There are also concerns that even if Scotland was no longer to "host" nuclear weapons, Nato membership could result in the armed submarines of other Nato members using her waters.

In a possible sign of things to come, earlier this month Le Triomphant became the first French nuclear-armed submarine ever to dock at Faslane.

Nato was founded in 1949 on the principle of collective defence, and its 28 members vow to defend each other from external attack, up to and including the use of nuclear weapons by France, the UK and USA.

Nato itself says that, "As long as nuclear weapons exist, Nato will remain a nuclear alliance".

In response to Robertson's motion, Cumbernauld and Kilsyth MSP Jamie Hepburn recently tabled a rival amendment seeking to keep current policy, which is for an independent Scotland to quit Nato.

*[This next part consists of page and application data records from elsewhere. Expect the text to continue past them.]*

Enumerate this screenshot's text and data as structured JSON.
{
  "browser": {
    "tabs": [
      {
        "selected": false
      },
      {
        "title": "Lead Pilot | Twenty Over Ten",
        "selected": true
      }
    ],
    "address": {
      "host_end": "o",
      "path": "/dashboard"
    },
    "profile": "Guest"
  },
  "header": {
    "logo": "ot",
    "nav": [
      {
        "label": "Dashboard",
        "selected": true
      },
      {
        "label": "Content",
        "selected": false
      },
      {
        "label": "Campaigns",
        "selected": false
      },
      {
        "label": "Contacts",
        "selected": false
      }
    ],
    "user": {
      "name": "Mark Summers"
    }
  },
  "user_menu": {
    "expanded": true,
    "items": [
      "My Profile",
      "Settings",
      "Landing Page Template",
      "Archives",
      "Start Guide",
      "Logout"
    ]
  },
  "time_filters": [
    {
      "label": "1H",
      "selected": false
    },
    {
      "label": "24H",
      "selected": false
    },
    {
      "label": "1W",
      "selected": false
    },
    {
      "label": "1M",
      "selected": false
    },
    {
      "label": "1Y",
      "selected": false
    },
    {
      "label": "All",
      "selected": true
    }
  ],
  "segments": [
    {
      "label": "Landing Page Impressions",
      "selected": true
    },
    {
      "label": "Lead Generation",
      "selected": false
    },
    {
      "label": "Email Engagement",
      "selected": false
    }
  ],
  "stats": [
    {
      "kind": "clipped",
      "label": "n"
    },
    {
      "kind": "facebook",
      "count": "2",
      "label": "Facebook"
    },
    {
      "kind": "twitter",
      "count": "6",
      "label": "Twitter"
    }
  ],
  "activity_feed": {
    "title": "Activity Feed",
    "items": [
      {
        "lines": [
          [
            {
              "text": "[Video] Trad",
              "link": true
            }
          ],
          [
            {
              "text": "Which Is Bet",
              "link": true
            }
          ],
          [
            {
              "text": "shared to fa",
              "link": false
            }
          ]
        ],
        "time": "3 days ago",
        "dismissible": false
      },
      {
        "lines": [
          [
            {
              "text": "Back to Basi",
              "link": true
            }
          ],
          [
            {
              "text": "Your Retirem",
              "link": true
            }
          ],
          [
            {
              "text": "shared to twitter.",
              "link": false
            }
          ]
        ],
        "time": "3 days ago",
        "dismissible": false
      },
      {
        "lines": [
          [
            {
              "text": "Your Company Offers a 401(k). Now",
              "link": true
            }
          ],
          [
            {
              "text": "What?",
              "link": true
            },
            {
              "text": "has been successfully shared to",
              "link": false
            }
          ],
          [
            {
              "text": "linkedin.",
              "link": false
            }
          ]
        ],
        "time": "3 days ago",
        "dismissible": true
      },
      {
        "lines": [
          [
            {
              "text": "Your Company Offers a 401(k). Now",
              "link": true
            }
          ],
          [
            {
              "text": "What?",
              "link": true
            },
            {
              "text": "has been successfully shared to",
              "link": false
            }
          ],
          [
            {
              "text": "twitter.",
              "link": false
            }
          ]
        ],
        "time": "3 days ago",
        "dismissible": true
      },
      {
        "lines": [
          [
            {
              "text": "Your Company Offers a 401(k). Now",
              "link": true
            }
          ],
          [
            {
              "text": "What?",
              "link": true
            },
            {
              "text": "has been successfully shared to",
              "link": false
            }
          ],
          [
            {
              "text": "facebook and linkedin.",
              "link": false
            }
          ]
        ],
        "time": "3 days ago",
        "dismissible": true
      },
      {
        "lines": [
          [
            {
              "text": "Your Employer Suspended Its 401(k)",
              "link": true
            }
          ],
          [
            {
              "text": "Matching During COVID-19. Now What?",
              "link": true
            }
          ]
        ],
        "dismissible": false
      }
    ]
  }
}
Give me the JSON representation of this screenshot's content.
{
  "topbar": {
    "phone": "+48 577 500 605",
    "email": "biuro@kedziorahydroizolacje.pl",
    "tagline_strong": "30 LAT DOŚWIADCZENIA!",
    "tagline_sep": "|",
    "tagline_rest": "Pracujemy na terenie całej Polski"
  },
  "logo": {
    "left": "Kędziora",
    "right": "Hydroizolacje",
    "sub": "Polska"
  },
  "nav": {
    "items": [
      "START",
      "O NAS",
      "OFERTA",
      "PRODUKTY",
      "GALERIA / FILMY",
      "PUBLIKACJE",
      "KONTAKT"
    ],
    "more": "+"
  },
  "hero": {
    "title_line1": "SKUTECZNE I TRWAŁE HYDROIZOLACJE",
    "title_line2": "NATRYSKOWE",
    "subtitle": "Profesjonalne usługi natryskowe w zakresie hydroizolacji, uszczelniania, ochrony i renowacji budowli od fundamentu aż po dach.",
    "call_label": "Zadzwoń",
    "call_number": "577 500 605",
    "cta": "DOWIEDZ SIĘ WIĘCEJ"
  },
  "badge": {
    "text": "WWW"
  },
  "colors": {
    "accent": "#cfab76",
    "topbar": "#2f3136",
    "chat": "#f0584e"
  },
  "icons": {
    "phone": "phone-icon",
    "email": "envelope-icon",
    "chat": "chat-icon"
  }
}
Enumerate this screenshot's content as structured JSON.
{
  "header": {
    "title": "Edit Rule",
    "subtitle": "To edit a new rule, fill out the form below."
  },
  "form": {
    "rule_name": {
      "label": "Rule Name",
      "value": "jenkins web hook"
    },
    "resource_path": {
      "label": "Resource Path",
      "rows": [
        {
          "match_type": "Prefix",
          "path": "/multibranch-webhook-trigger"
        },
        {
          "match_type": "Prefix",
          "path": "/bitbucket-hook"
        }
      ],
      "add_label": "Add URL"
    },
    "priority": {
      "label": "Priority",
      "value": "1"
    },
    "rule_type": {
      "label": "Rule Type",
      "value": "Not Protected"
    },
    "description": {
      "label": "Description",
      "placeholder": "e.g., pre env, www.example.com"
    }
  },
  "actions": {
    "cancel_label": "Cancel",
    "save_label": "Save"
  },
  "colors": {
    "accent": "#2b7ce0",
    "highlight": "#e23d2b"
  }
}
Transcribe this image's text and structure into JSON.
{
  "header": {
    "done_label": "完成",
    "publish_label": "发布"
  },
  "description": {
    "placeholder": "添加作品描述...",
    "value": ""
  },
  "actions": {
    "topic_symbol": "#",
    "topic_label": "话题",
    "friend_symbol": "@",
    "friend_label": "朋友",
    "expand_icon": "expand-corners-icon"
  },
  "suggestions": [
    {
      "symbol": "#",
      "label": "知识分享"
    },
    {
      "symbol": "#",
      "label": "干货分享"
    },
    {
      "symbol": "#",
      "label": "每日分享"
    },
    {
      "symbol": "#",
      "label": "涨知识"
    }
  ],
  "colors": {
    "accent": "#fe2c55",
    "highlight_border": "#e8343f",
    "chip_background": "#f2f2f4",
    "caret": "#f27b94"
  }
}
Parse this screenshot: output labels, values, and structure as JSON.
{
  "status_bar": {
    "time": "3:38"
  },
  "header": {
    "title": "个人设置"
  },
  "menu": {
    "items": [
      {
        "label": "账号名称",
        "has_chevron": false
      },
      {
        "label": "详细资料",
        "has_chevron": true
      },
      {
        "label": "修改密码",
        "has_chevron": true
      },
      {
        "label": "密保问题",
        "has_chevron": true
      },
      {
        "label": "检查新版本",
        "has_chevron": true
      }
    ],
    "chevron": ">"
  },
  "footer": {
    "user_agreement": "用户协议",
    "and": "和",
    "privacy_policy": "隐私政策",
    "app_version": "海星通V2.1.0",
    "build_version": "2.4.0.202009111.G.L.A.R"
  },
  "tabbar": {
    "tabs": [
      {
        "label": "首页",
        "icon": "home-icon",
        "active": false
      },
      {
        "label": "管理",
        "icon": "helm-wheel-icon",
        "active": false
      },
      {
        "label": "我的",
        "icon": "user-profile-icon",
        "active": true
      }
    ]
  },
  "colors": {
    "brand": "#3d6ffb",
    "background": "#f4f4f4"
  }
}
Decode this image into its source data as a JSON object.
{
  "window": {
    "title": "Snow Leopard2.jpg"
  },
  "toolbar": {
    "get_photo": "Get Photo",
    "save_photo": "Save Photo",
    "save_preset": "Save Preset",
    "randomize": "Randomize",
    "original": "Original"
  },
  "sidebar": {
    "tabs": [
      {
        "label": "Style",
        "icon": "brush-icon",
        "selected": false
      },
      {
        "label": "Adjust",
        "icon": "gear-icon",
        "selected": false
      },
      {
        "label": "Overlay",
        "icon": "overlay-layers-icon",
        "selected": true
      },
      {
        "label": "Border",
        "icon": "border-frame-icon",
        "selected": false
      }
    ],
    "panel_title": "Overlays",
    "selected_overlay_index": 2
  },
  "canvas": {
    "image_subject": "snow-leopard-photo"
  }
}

Some SNP activists see the argument over Nato as being about the broader culture of the SNP. They fear Salmond and the leadership want to dump any controversial policies ahead of the referendum and may yet soften the line against nuclear weapons.

At yesterday's SNP-CND group, about 50 activists discussed how to build resistance to the Robertson plan through the party's branch network, and debated a paper claiming Nato membership would cost the SNP its vision of Scotland as "young, vibrant and peaceful" and instead make the party look "cynical and lacking in moral courage".

Dave Thompson said the lack of any suitable base for Trident outside Faslane meant that an independent Scotland could be the first domino in a new phase of global disarmament.

"If we get rid of them in Scotland, we get rid of them in the UK. That leaves Nato with only two countries with [their own] nuclear weapons, that's the USA and France.

"This could be the start of nuclear disarmament within Europe, because if they see a country like the UK not having nuclear weapons, a country that was right in there at the start more or less, that would add pressure on the States to remove their weapons from Germany and Holland and Belgium.

"That could in turn lead to a real strong move to nuclear disarmament across the world – maybe force people to take the Non-Proliferation Treaty seriously, as we move into the 21st century."

Scottish Conservative leader Ruth Davidson said: "It is becoming increasingly clear that this proposed U-turn on Nato is a political one made in the interests of conning voters ahead of 2014.

"It isn't being proposed in the interests of the safety of Scottish people, or the security of our brave servicemen and women. The ridiculed Nato stance is only one small element of SNP defence policy that is exceptionally weak."

An SNP spokesman said: "The SNP has a cast-iron commitment to rid Scotland of nuclear weapons. Given the continued presence of Trident nuclear weapons in Scotland – against the wishes of the Parliament and people – independence is the only constitutional option which makes this possible.

"SNP members have the democratic opportunity to make their views on Nato membership clear at the annual Conference in October, where we are going to have an excellent debate.

"The factual position is that Nato doesn't decide where nuclear weapons are based – weapons from one country that are stationed in another are only there by bilateral, mutual agreement."

The case for leaving Nato: Dave Thompson

The case for staying in Nato: Angus Robertson